Reflections in a Golden Eye (1969)*****
This terrific movie truly has stood the test of time, as fresh and startling a masterpiece today as it was 40 yrs ago. And the DVD, with the director John Huston's intended "golden haze" restored, is sublime. The film ran for only a week in its original production before Warner Brothers recalled it and restored it to Technicolor. In the version Huston made, the production bathes every frame in a golden haze, lending to the atmosphere a sense of humid morbidity. REFLECTIONS IN A GOLDEN EYE is a film about desperation, unendurable repression, careless, selfish dalliance set against dissipating military dignity, dark sexual urges and incipient rage. These elements emerge in a brooding, suspenseful story adapted from a Carson McCullers novel, which begins, “There is a fort in the south where a few years ago a murder was committed…”
REFLECTIONS is set in an anachronistic army base somewhere in the south. The writing of this psychological melodrama, a study of human hell, is subtle and compelling; every scene is rich with symbolism accessible to the thoughtful viewer without being cloying, simplistic or pat. The late Elizabeth Taylor plays Leonora, the spoiled and randy wife of tortured Army Major Weldon Penderton (Marlon Brando). Leonora is a fascinating character who alternates between coy and charmingly manipulative to incisive and sadistic.
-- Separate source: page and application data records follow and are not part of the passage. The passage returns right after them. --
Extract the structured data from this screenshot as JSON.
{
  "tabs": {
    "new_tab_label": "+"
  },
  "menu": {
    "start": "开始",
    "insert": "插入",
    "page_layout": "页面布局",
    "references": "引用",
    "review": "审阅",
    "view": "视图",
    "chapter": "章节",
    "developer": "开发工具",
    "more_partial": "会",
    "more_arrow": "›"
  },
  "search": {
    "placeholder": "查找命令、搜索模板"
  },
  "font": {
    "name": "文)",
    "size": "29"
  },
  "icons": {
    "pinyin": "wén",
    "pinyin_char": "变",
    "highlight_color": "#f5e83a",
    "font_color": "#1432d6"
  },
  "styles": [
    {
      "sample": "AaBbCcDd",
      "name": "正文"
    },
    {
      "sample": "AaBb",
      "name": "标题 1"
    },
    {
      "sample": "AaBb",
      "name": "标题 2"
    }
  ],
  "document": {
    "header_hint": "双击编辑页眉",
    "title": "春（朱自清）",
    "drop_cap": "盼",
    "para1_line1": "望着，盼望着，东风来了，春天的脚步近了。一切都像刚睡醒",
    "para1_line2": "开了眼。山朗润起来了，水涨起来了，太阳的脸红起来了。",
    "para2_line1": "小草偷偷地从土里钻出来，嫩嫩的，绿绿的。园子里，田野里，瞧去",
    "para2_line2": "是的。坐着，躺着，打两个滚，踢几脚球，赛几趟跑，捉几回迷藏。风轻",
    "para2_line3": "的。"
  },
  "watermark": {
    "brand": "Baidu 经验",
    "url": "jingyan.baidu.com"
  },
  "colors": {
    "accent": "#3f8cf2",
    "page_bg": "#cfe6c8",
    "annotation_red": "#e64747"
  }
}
Taylor never steps over the line in her performance, she never “hogs the stage”, so to speak. Major Penderton lives a life of self-controlled, quiet desperation as he struggles to keep his aging body from going to seed, while his mind is assaulted by unwanted sexual awareness. We see him becoming ineffectual with the men he lectures and commands. He begins to preen in front of the mirror. Weldon later assesses his predicament with this observation: “Any fulfillment obtained at the expense of normality is wrong…and should not be allowed to bring happiness. In short, it’s better, because it’s morally honorable, for the square peg to keep scraping about in a round hole, rather than to discover and use the unorthodox one that would fit it.” What Weldon goes through shortly before the murder is psychologically terrifying, and a scene wherein Williams enters the house as Weldon smooths his hair in anticipation upstairs is shattering. This is a movie that starts with a low grrrr, and ends with an agonized roar.
Marlon Brando’s performance is powerful, maybe his best ever, but the whole cast is superb. Also worthy of note is Zorro David, who plays the hilarious, intelligent and engaging Anacleto, the Filipino house boy/confident to neurotic Alison, affectingly played by Julie Harris. Alison is married to a not-too-bright Colonel Morris Langdon, played perfectly low-key and slightly dense by Brian Keith. He takes horseback rides with Leonora, occasionally indulging in a little pleasurable diversion with the wife of his subordinate. This film simmers with sexual tension - even the horses were loaded with it - and Robert Forster, who plays the enigmatic catalyst, Williams, had no lines of consequence at all during the whole movie, although he is central to all the action and remains a mysterious, brooding character to the end, subtly insinuating and disrespectful even to his desultory salutes. The movie is full of wonderful little details, like a fine stallion eating raspberries, as his mistress frolics in the shrubbery, or when Leonora takes off all her clothes in the living room, to challenge her prissy husband. She then delivers to her horrified husband perhaps the most unexpected line in the whole movie: Son, have you ever been collared…and dragged out into the street and thrashed by a naked woman?
A notable aspect of this work is that each of the very diverse characters is given equal weight and attention by the director. None prevailed as the "star", even though Elizabeth Taylor is given top billing, and each character is treated with keen, non-judgmental interest. Unusual to see Liz so content just to be the ditzy, self-absorbed character she plays...that, and nothing more.
Special Features on this DVD offers a “making of” with “vintage behind the scenes footage” well worth a look. We can see John Huston at work, and how intensely concentrated the actors are, especially, perhaps, Elizabeth Taylor, in wanting to please him. Movie and Special Features: highly recommended.
Reviewed by Shu Zin